This Renaissance palazzo (mansion) is the seat of Padua’s history-making university. Founded by renegade scholars from Bologna seeking greater intellectual freedom, the university has employed some of Italy’s greatest and most controversial thinkers, including Copernicus, Galileo, Casanova and the world’s first female doctor of philosophy, Eleonora Lucrezia Cornaro Piscopia (her statue graces the stairs). Admission is on a 45-minute guided tour only, which includes a visit to the world’s first anatomy theatre and the Aula Magna (Great Hall) where Galileo lectured.
Today, Palazzo Bo is home to the Rector’s offices, libraries, and the halls used for ceremonies and the discussion of dissertations. They blend the historic buildings with Rationalist renovations and modifications made by Italy's great rationalist architect, Gio Ponti, in the 1930s and '40s. During the renovation, Ponti called on artists, such as Campigli, Pendini and Severini, to fresco the Rector’s offices, while at the entrance to the New Courtyard stands Arturo Martini's statue of Palinurus, which is dedicated to the partisan Masaccio and commemorates the Italian Resistance movement.

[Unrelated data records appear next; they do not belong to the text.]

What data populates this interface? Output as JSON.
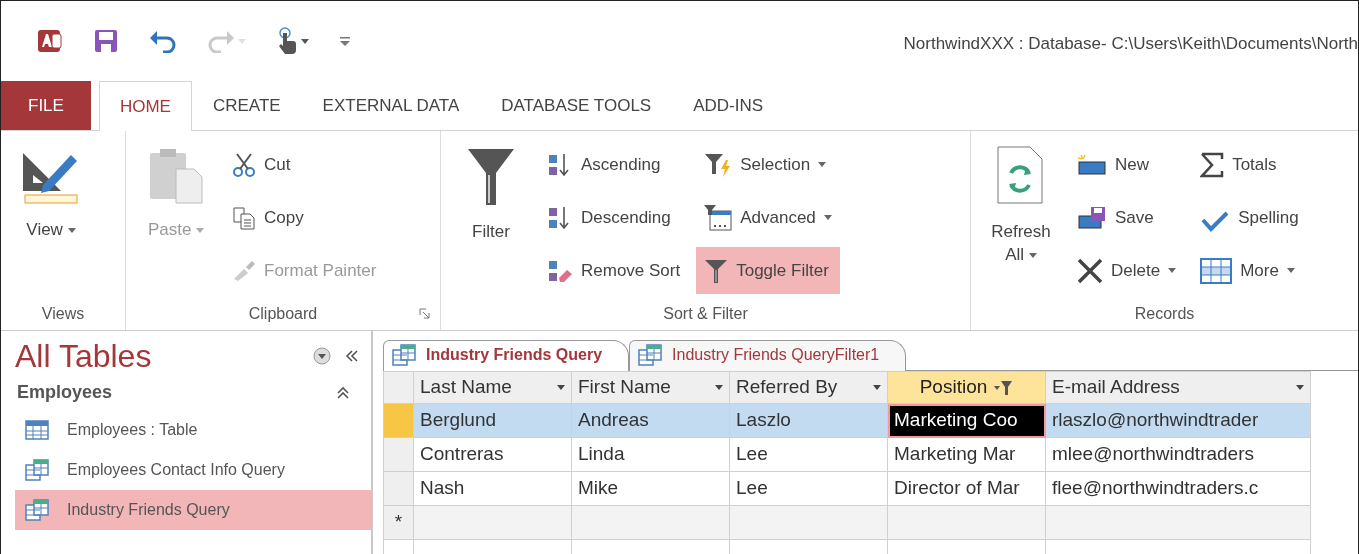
{
  "window": {
    "title": "NorthwindXXX : Database- C:\\Users\\Keith\\Documents\\North"
  },
  "quick_access": [
    {
      "kind": "app"
    },
    {
      "kind": "save"
    },
    {
      "kind": "undo"
    },
    {
      "kind": "redo",
      "dropdown": true,
      "disabled": true
    },
    {
      "kind": "touch",
      "dropdown": true
    },
    {
      "kind": "customize"
    }
  ],
  "tabs": [
    {
      "label": "FILE",
      "kind": "file",
      "selected": false
    },
    {
      "label": "HOME",
      "kind": "tab",
      "selected": true
    },
    {
      "label": "CREATE",
      "kind": "tab",
      "selected": false
    },
    {
      "label": "EXTERNAL DATA",
      "kind": "tab",
      "selected": false
    },
    {
      "label": "DATABASE TOOLS",
      "kind": "tab",
      "selected": false
    },
    {
      "label": "ADD-INS",
      "kind": "tab",
      "selected": false
    }
  ],
  "ribbon": [
    {
      "label": "Views",
      "launcher": false,
      "columns": [
        [
          {
            "kind": "large",
            "label": "View",
            "dropdown": true,
            "disabled": false,
            "selected": false
          }
        ]
      ]
    },
    {
      "label": "Clipboard",
      "launcher": true,
      "columns": [
        [
          {
            "kind": "large",
            "label": "Paste",
            "dropdown": true,
            "disabled": true,
            "selected": false
          }
        ],
        [
          {
            "kind": "small",
            "label": "Cut",
            "dropdown": false,
            "disabled": false,
            "selected": false
          },
          {
            "kind": "small",
            "label": "Copy",
            "dropdown": false,
            "disabled": false,
            "selected": false
          },
          {
            "kind": "small",
            "label": "Format Painter",
            "dropdown": false,
            "disabled": true,
            "selected": false
          }
        ]
      ]
    },
    {
      "label": "Sort & Filter",
      "launcher": false,
      "columns": [
        [
          {
            "kind": "large",
            "label": "Filter",
            "dropdown": false,
            "disabled": false,
            "selected": false
          }
        ],
        [
          {
            "kind": "small",
            "label": "Ascending",
            "dropdown": false,
            "disabled": false,
            "selected": false
          },
          {
            "kind": "small",
            "label": "Descending",
            "dropdown": false,
            "disabled": false,
            "selected": false
          },
          {
            "kind": "small",
            "label": "Remove Sort",
            "dropdown": false,
            "disabled": false,
            "selected": false
          }
        ],
        [
          {
            "kind": "small",
            "label": "Selection",
            "dropdown": true,
            "disabled": false,
            "selected": false
          },
          {
            "kind": "small",
            "label": "Advanced",
            "dropdown": true,
            "disabled": false,
            "selected": false
          },
          {
            "kind": "small",
            "label": "Toggle Filter",
            "dropdown": false,
            "disabled": false,
            "selected": true
          }
        ]
      ]
    },
    {
      "label": "Records",
      "launcher": false,
      "columns": [
        [
          {
            "kind": "large",
            "label": "Refresh All",
            "dropdown": true,
            "disabled": false,
            "selected": false
          }
        ],
        [
          {
            "kind": "small",
            "label": "New",
            "dropdown": false,
            "disabled": false,
            "selected": false
          },
          {
            "kind": "small",
            "label": "Save",
            "dropdown": false,
            "disabled": false,
            "selected": false
          },
          {
            "kind": "small",
            "label": "Delete",
            "dropdown": true,
            "disabled": false,
            "selected": false
          }
        ],
        [
          {
            "kind": "small",
            "label": "Totals",
            "dropdown": false,
            "disabled": false,
            "selected": false
          },
          {
            "kind": "small",
            "label": "Spelling",
            "dropdown": false,
            "disabled": false,
            "selected": false
          },
          {
            "kind": "small",
            "label": "More",
            "dropdown": true,
            "disabled": false,
            "selected": false
          }
        ]
      ]
    }
  ],
  "navigation": {
    "title": "All Tables",
    "group": {
      "label": "Employees",
      "expanded": true
    },
    "items": [
      {
        "label": "Employees : Table",
        "kind": "table",
        "selected": false
      },
      {
        "label": "Employees Contact Info Query",
        "kind": "query",
        "selected": false
      },
      {
        "label": "Industry Friends Query",
        "kind": "query",
        "selected": true
      }
    ]
  },
  "document_tabs": [
    {
      "label": "Industry Friends Query",
      "selected": true
    },
    {
      "label": "Industry Friends QueryFilter1",
      "selected": false
    }
  ],
  "datasheet": {
    "columns": [
      {
        "label": "Last Name",
        "filtered": false
      },
      {
        "label": "First Name",
        "filtered": false
      },
      {
        "label": "Referred By",
        "filtered": false
      },
      {
        "label": "Position",
        "filtered": true
      },
      {
        "label": "E-mail Address",
        "filtered": false
      }
    ],
    "rows": [
      {
        "kind": "record",
        "current": true,
        "selected": true,
        "cells": [
          {
            "text": "Berglund",
            "selected": false
          },
          {
            "text": "Andreas",
            "selected": false
          },
          {
            "text": "Laszlo",
            "selected": false
          },
          {
            "text": "Marketing Coo",
            "selected": true
          },
          {
            "text": "rlaszlo@northwindtrader",
            "selected": false
          }
        ]
      },
      {
        "kind": "record",
        "current": false,
        "selected": false,
        "cells": [
          {
            "text": "Contreras",
            "selected": false
          },
          {
            "text": "Linda",
            "selected": false
          },
          {
            "text": "Lee",
            "selected": false
          },
          {
            "text": "Marketing Mar",
            "selected": false
          },
          {
            "text": "mlee@northwindtraders",
            "selected": false
          }
        ]
      },
      {
        "kind": "record",
        "current": false,
        "selected": false,
        "cells": [
          {
            "text": "Nash",
            "selected": false
          },
          {
            "text": "Mike",
            "selected": false
          },
          {
            "text": "Lee",
            "selected": false
          },
          {
            "text": "Director of Mar",
            "selected": false
          },
          {
            "text": "flee@northwindtraders.c",
            "selected": false
          }
        ]
      },
      {
        "kind": "new",
        "marker": "*"
      }
    ]
  }
}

Note also the six Stumbling Stones (stolpersteine) embedded in the cobblestones in front of the entrance; they commemorate Jewish students who were arrested here and deported to Auschwitz.